In this regard, we note that a reading of the prior panel opinion in this case might allow the inference that the prior panel believed that Huffman was, indeed, a fiduciary of MBFA. See Missionary Baptist, 712 F.2d at 212 n. 4. We believe, however, that a fair reading of that opinion does not support a conclusion that the panel considered or decided that question. Since, as we point out infra, such a determination did not form the basis of the bankruptcy court's disposition of this case on remand, we need not decide the question whether insider status under the Code necessarily implies the existence of fiduciary responsibility or whether Huffman, for some reason other than his statutorily-defined status as an insider, is a fiduciary.
We note that the bankruptcy court, on remand, limited itself to consideration of Wall's conduct that related to the transactions involving the Dumas and Crestview homes. The court noted that "while the full scope of Wall's dealings could be considered in making the subordination determination those dealings by Wall cannot be imputed to Huffman." Missionary Baptist, 48 B.R. at 889. With regard to any claim by Wall, the court noted that it would not be necessary to limit the determination of inequitable conduct to the Dumas and Crestview transactions because this court in Mobile Steel stated that inequitable conduct directed against the debtor or its creditors may be sufficient to warrant subordination of a claim even if that conduct was not related to the acquisition or assertion of that claim. Id. n. 4 (citing Mobile Steel, 563 F.2d at 700). The bankruptcy court believed that it could not consider the full scope of Wall's dealings in deciding the subordination question raised by Huffman's claim because, "[n]otwithstanding the fact that Huffman by definition is an insider of the debtor he was an 'insider' only in connection with the Dumas home transaction and the Crestview home transaction. As insider with Wall any inequitable conduct on the part of Wall in connection with the transactions involving those two homes only should be imputed to Huffman." Id. at 889
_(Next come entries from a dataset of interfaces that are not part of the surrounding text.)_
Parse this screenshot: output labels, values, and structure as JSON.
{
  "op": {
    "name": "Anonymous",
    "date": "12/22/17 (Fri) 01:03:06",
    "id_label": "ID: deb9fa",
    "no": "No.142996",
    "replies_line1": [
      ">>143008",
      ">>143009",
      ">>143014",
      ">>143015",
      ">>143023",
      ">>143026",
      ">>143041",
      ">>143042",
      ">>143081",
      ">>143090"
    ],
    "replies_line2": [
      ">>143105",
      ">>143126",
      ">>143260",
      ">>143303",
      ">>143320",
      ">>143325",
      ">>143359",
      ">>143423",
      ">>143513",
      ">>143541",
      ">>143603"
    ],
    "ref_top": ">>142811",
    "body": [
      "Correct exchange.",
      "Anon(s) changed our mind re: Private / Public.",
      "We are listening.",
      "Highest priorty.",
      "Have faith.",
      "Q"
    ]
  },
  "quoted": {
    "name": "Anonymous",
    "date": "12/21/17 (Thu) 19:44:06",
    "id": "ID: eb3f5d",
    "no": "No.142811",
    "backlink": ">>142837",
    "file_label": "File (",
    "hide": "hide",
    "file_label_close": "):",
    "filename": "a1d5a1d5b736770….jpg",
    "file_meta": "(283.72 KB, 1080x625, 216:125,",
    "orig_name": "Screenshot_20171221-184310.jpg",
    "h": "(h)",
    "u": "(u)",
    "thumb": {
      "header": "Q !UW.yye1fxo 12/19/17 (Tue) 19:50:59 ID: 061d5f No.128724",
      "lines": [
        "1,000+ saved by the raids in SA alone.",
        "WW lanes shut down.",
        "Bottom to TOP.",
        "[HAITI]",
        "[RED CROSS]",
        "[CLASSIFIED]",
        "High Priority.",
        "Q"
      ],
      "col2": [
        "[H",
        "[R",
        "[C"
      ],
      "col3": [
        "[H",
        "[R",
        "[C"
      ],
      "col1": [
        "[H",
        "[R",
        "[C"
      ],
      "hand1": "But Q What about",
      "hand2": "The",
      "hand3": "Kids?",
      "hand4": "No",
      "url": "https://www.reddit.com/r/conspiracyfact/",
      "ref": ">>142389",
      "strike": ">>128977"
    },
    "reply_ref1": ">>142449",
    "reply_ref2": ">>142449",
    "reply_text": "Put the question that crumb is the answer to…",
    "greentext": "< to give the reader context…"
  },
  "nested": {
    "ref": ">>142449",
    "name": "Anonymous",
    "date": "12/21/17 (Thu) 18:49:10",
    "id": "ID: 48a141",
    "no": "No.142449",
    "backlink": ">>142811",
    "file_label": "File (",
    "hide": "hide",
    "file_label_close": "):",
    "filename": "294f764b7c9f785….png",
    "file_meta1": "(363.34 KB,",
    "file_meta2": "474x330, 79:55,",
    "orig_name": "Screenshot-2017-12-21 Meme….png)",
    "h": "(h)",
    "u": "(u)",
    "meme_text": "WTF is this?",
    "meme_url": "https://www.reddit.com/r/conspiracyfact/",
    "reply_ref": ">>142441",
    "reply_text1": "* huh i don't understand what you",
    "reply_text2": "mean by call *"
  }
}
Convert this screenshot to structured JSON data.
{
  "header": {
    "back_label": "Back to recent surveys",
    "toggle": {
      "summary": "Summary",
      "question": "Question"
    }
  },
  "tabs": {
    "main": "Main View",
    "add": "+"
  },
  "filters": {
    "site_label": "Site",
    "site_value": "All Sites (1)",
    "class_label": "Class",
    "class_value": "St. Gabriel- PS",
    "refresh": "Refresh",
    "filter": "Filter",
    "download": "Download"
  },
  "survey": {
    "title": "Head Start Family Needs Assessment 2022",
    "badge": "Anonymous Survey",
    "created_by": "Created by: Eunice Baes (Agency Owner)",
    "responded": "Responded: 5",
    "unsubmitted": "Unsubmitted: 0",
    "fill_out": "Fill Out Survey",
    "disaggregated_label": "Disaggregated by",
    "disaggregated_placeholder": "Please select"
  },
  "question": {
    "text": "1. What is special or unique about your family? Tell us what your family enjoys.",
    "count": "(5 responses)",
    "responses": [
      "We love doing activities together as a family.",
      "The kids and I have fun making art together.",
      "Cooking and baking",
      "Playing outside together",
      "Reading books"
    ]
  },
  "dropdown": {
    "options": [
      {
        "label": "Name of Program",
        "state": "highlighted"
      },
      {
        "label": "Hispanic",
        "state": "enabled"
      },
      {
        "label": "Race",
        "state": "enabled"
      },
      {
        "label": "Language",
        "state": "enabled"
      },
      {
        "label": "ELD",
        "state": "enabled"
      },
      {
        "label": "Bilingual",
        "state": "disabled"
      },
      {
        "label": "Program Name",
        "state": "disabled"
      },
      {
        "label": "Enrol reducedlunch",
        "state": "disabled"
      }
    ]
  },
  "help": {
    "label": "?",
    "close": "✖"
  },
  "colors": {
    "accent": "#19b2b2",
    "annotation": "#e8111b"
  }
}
Because the bankruptcy court's decision to limit itself to consideration of Wall's conduct relating only to the Dumas and Crestview transactions is not challenged in this appeal, we express no opinion on whether that limitation was, in fact, required and, for purposes of this opinion, we proceed under the same limitation imposed by the bankruptcy court.